## MATERIAL PROVIDED
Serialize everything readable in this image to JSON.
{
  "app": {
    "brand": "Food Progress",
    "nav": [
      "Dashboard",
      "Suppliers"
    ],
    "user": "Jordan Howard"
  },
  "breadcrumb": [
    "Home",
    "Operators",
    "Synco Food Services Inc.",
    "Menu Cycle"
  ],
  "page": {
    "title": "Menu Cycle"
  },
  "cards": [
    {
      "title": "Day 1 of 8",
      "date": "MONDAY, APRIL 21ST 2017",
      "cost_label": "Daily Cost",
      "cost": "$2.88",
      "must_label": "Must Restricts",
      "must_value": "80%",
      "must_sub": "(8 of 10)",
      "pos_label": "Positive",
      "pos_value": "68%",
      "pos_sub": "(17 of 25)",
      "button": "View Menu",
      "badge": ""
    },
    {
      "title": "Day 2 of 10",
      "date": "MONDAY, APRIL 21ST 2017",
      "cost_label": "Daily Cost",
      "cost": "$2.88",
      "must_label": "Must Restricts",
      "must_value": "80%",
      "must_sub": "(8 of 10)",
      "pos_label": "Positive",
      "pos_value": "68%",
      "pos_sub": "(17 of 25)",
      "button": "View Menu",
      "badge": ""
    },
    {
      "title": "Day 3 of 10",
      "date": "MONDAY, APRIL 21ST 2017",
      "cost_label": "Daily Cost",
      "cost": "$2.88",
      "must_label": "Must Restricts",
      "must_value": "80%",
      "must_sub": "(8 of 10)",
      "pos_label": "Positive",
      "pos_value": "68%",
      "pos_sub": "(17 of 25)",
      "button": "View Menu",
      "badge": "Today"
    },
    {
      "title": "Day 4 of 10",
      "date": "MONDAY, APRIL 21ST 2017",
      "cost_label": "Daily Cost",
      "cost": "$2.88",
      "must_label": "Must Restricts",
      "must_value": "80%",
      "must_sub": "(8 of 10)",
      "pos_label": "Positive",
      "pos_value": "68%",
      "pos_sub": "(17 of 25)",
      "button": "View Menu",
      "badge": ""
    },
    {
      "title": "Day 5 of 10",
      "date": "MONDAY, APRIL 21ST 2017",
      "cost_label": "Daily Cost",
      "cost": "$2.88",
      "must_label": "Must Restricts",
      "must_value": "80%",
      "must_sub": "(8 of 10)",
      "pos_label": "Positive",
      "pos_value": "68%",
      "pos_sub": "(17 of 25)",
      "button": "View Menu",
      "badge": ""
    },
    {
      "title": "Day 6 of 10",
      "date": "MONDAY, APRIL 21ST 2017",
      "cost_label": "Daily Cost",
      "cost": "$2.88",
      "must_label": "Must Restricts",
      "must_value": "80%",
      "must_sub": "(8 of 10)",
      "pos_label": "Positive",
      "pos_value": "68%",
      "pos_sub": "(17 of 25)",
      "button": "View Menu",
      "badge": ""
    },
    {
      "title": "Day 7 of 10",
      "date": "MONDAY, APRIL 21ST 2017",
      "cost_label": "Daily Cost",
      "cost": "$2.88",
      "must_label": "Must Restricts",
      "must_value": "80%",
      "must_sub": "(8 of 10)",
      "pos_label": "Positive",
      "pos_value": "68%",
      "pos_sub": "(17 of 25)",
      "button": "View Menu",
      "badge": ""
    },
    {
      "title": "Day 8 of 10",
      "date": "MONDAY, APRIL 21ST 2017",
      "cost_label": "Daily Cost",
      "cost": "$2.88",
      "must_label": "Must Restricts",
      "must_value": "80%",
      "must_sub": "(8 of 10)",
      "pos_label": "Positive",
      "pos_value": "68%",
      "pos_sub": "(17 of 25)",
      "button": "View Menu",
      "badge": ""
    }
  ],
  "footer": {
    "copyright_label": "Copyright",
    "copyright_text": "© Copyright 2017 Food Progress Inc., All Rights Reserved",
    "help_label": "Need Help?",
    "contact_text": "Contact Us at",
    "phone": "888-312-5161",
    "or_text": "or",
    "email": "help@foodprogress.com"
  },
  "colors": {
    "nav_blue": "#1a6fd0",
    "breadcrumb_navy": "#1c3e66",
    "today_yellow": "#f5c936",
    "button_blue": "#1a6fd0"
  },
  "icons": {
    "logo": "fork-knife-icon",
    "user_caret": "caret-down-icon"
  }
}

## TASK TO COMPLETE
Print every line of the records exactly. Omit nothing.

## ANSWER TO THE PROBLEM
Serialize everything readable in this image to JSON.
{
  "app": {
    "brand": "Food Progress",
    "nav": [
      "Dashboard",
      "Suppliers"
    ],
    "user": "Jordan Howard"
  },
  "breadcrumb": [
    "Home",
    "Operators",
    "Synco Food Services Inc.",
    "Menu Cycle"
  ],
  "page": {
    "title": "Menu Cycle"
  },
  "cards": [
    {
      "title": "Day 1 of 8",
      "date": "MONDAY, APRIL 21ST 2017",
      "cost_label": "Daily Cost",
      "cost": "$2.88",
      "must_label": "Must Restricts",
      "must_value": "80%",
      "must_sub": "(8 of 10)",
      "pos_label": "Positive",
      "pos_value": "68%",
      "pos_sub": "(17 of 25)",
      "button": "View Menu",
      "badge": ""
    },
    {
      "title": "Day 2 of 10",
      "date": "MONDAY, APRIL 21ST 2017",
      "cost_label": "Daily Cost",
      "cost": "$2.88",
      "must_label": "Must Restricts",
      "must_value": "80%",
      "must_sub": "(8 of 10)",
      "pos_label": "Positive",
      "pos_value": "68%",
      "pos_sub": "(17 of 25)",
      "button": "View Menu",
      "badge": ""
    },
    {
      "title": "Day 3 of 10",
      "date": "MONDAY, APRIL 21ST 2017",
      "cost_label": "Daily Cost",
      "cost": "$2.88",
      "must_label": "Must Restricts",
      "must_value": "80%",
      "must_sub": "(8 of 10)",
      "pos_label": "Positive",
      "pos_value": "68%",
      "pos_sub": "(17 of 25)",
      "button": "View Menu",
      "badge": "Today"
    },
    {
      "title": "Day 4 of 10",
      "date": "MONDAY, APRIL 21ST 2017",
      "cost_label": "Daily Cost",
      "cost": "$2.88",
      "must_label": "Must Restricts",
      "must_value": "80%",
      "must_sub": "(8 of 10)",
      "pos_label": "Positive",
      "pos_value": "68%",
      "pos_sub": "(17 of 25)",
      "button": "View Menu",
      "badge": ""
    },
    {
      "title": "Day 5 of 10",
      "date": "MONDAY, APRIL 21ST 2017",
      "cost_label": "Daily Cost",
      "cost": "$2.88",
      "must_label": "Must Restricts",
      "must_value": "80%",
      "must_sub": "(8 of 10)",
      "pos_label": "Positive",
      "pos_value": "68%",
      "pos_sub": "(17 of 25)",
      "button": "View Menu",
      "badge": ""
    },
    {
      "title": "Day 6 of 10",
      "date": "MONDAY, APRIL 21ST 2017",
      "cost_label": "Daily Cost",
      "cost": "$2.88",
      "must_label": "Must Restricts",
      "must_value": "80%",
      "must_sub": "(8 of 10)",
      "pos_label": "Positive",
      "pos_value": "68%",
      "pos_sub": "(17 of 25)",
      "button": "View Menu",
      "badge": ""
    },
    {
      "title": "Day 7 of 10",
      "date": "MONDAY, APRIL 21ST 2017",
      "cost_label": "Daily Cost",
      "cost": "$2.88",
      "must_label": "Must Restricts",
      "must_value": "80%",
      "must_sub": "(8 of 10)",
      "pos_label": "Positive",
      "pos_value": "68%",
      "pos_sub": "(17 of 25)",
      "button": "View Menu",
      "badge": ""
    },
    {
      "title": "Day 8 of 10",
      "date": "MONDAY, APRIL 21ST 2017",
      "cost_label": "Daily Cost",
      "cost": "$2.88",
      "must_label": "Must Restricts",
      "must_value": "80%",
      "must_sub": "(8 of 10)",
      "pos_label": "Positive",
      "pos_value": "68%",
      "pos_sub": "(17 of 25)",
      "button": "View Menu",
      "badge": ""
    }
  ],
  "footer": {
    "copyright_label": "Copyright",
    "copyright_text": "© Copyright 2017 Food Progress Inc., All Rights Reserved",
    "help_label": "Need Help?",
    "contact_text": "Contact Us at",
    "phone": "888-312-5161",
    "or_text": "or",
    "email": "help@foodprogress.com"
  },
  "colors": {
    "nav_blue": "#1a6fd0",
    "breadcrumb_navy": "#1c3e66",
    "today_yellow": "#f5c936",
    "button_blue": "#1a6fd0"
  },
  "icons": {
    "logo": "fork-knife-icon",
    "user_caret": "caret-down-icon"
  }
}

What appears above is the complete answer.